I try to play it legit. I purchase my content on iTunes, I watch shows on Hulu, but still I stray into the realm of media piracy.
Because I don’t care to own the media, I just want to watch it. This makes iTunes an expensive indulgence. Hulu seems like a reasonable substitute, however I can’t watch that content on my ludicrously expensive home-theatre hardware. How dumb is that? Boxee had solved it, Apple could solve that, Microsoft wants to solve that…
But guess what?
The only reasonable path to watching network shows on my high-def screen: pirating the un-drm’d bits via bit-torrent, and piping them into my TV (In this case off a networked attached drive and through my XBox).
So after long abstaining from piracy, you, you stupid media companies, you have pushed me to return to my evil ways.
I’ve learned a lot from my Grandfather, a man who has worn many hats: father & husband, navy man, cartoonist, businessmen, astrologer, and teacher.
During our family’s Passover Seder, we talked about the different phases of life.
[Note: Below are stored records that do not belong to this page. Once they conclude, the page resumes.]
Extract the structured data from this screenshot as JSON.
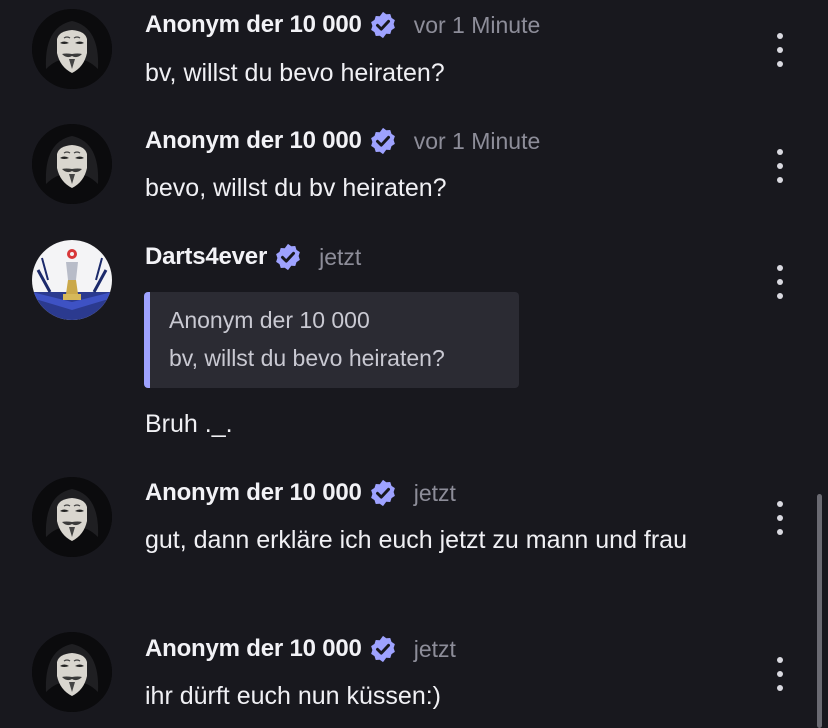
{
  "colors": {
    "background": "#18181e",
    "verified_badge": "#9ea2ff",
    "quote_accent": "#9ea2ff",
    "timestamp": "#8d8d99"
  },
  "messages": [
    {
      "author": "Anonym der 10 000",
      "verified": true,
      "time": "vor 1 Minute",
      "avatar_icon": "anonymous-mask-avatar",
      "text": "bv, willst du bevo heiraten?"
    },
    {
      "author": "Anonym der 10 000",
      "verified": true,
      "time": "vor 1 Minute",
      "avatar_icon": "anonymous-mask-avatar",
      "text": "bevo, willst du bv heiraten?"
    },
    {
      "author": "Darts4ever",
      "verified": true,
      "time": "jetzt",
      "avatar_icon": "darts-trophy-avatar",
      "quote": {
        "author": "Anonym der 10 000",
        "text": "bv, willst du bevo heiraten?"
      },
      "text": "Bruh ._."
    },
    {
      "author": "Anonym der 10 000",
      "verified": true,
      "time": "jetzt",
      "avatar_icon": "anonymous-mask-avatar",
      "text": "gut, dann erkläre ich euch jetzt zu mann und frau"
    },
    {
      "author": "Anonym der 10 000",
      "verified": true,
      "time": "jetzt",
      "avatar_icon": "anonymous-mask-avatar",
      "text": "ihr dürft euch nun küssen:)"
    }
  ]
}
I told him that this past year was personally transformative; that I actually began to identify myself as an adult (despite how scary that may seem)
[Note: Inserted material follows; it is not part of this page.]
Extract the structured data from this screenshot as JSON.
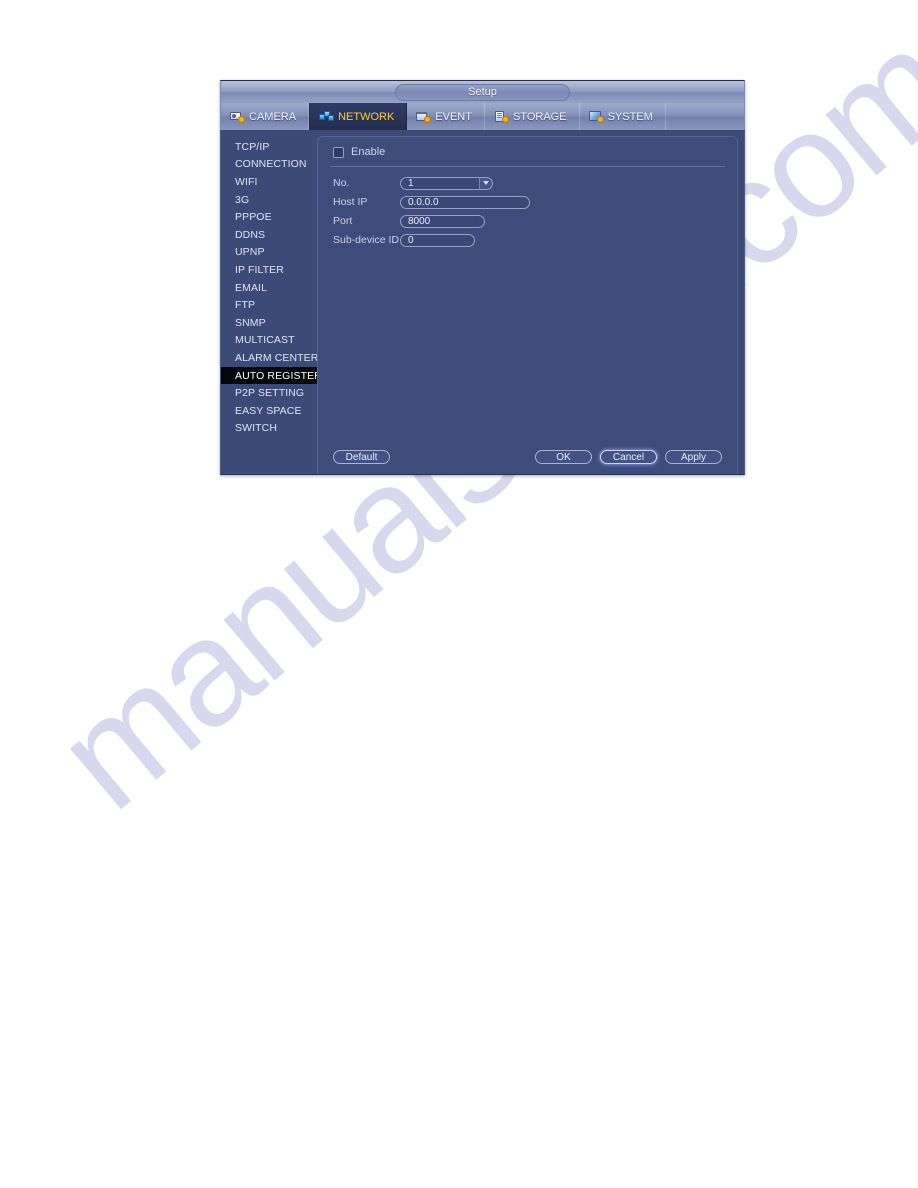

He reminded me that the ages of 28-30 hold astrological significance: it marks the first return of Saturn in one’s life. It is thought of as a milestone, a time for re-evaluation, and a major rite of passage.
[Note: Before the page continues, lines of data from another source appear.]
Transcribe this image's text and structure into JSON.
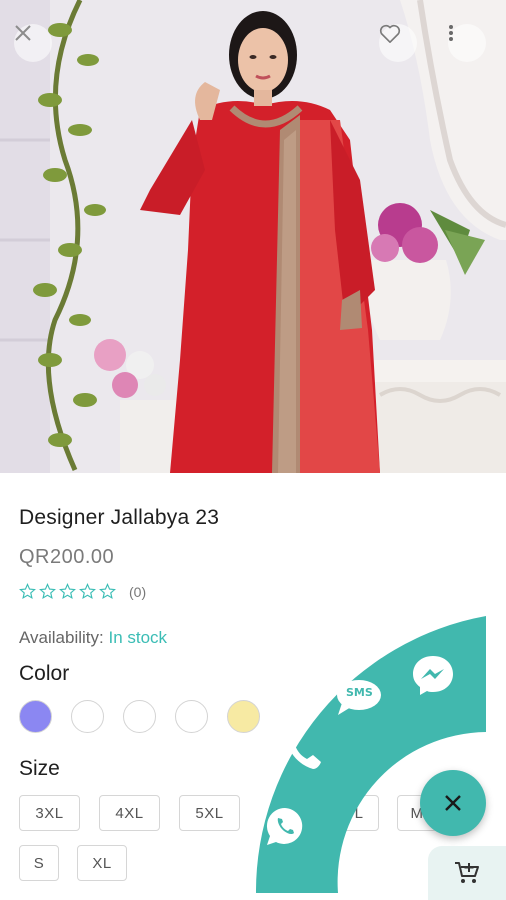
{
  "product": {
    "title": "Designer Jallabya 23",
    "price": "QR200.00",
    "rating_count": "(0)",
    "availability_label": "Availability:",
    "availability_value": "In stock"
  },
  "colors": {
    "label": "Color",
    "swatches": [
      "#8b87f2",
      "#ffffff",
      "#ffffff",
      "#ffffff",
      "#f7eaa3"
    ]
  },
  "sizes": {
    "label": "Size",
    "options": [
      "3XL",
      "4XL",
      "5XL",
      "L",
      "M",
      "S",
      "XL"
    ]
  },
  "contact": {
    "sms_label": "SMS",
    "accent": "#41b8ae"
  },
  "icons": [
    "close-icon",
    "heart-icon",
    "more-vert-icon",
    "star-icon",
    "phone-icon",
    "sms-icon",
    "messenger-icon",
    "whatsapp-icon",
    "cart-add-icon"
  ]
}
The second return of Saturn occurs around age 60, and the third near 88. If you lived to be 120, you’d have experienced four full cycles of Saturn during your lifetime.
Whether spurred by birthdays, social events, professional milestones, or the motion of planets, taking the time deeply reflect on the arc of your life, outlook & personality is the most important self-investment you can make.
“DoInk is a locate to savor prowess and animation, and attain your own. Draw and enliven online easily, work with friends and another artists by reusing props. There’s an conference here for you - So if you poverty to be entertained, see something new, or create something fun, do it on DoInk.”—
What’s the future for all media? Here’s my list of expectations, which I present as irrefutable axioms, followed by a few thoughts.
Media content will be consumed digitally.
This includes music, movies, news, and books. Any type of media that isn’t consumed digitally will be a toy, a novelty, or a relic. (Future media producers will still produce physical things, but those products will be closer to toys interacting with media, not the media itself, i.e.: RockBand)
Media will be available a la carte, on demand, on any device.
What you want, when you want it, wherever it is convenient for you to consume it. No packages, no bundles, no waiting a week after initial airing, no limitations on what devices you can consume the media on, so long as the device is appropriate for the format.
Media will be pay-per-experience or licensed for personal use, but not owned.
Listen closely: your notions of ownership and the positive emotions and memories of owning a ‘thing’ are real, but neither necessary nor absolutes. Your younger brother or child has vivid emotions and memories of an epic video game sessions, or listening to a fantastic album he downloaded straight into his iPod. He may not have that same experience you had of buying that first CD, but his experiences aren’t diminished or lesser.
Let’s work backwards to move forwards:
What’s the core value of music or a story? The experience, emotions, or knowledge it imparts on you. If you’ll indulge my super-power approach to understanding the future, imagine a world where a friend recommends a piece music or a story to you, and right then and there, you experience it. Fantastic! Was it necessary to to hold something physical? No. Were you expected to experience other pieces of media with it, or restricted in anyway in where and when you could instantly experience it? No. Now that experienced it, is there a purpose to owning something physical or otherwise? No. (If you wanted to experience it again, you would do that)
This Matrix-like consumption is the (hidden to most) goal we are heading for with media. Everything else we’re familiar with is the collected legacy and cruft of a pre-digital world working against physical limitations. Those limitations are gone, leaving us to optimize against the economic constraints. Presently, we’re witnessing media distribution (in all legacy forms) exhibit symptoms of its fatal future.
So why have I been harping on this?
Two-fold. One of the great economic constraints that is slowing our march towards the future is our ability to adopt that same future by letting go of our media habits and the legacy surrounding it. Second, if you’re in the business of creating, moving, using or sharing traditional media, your job is going to change. That change might not be for 5 years or 15, but it is coming, so best be prepared.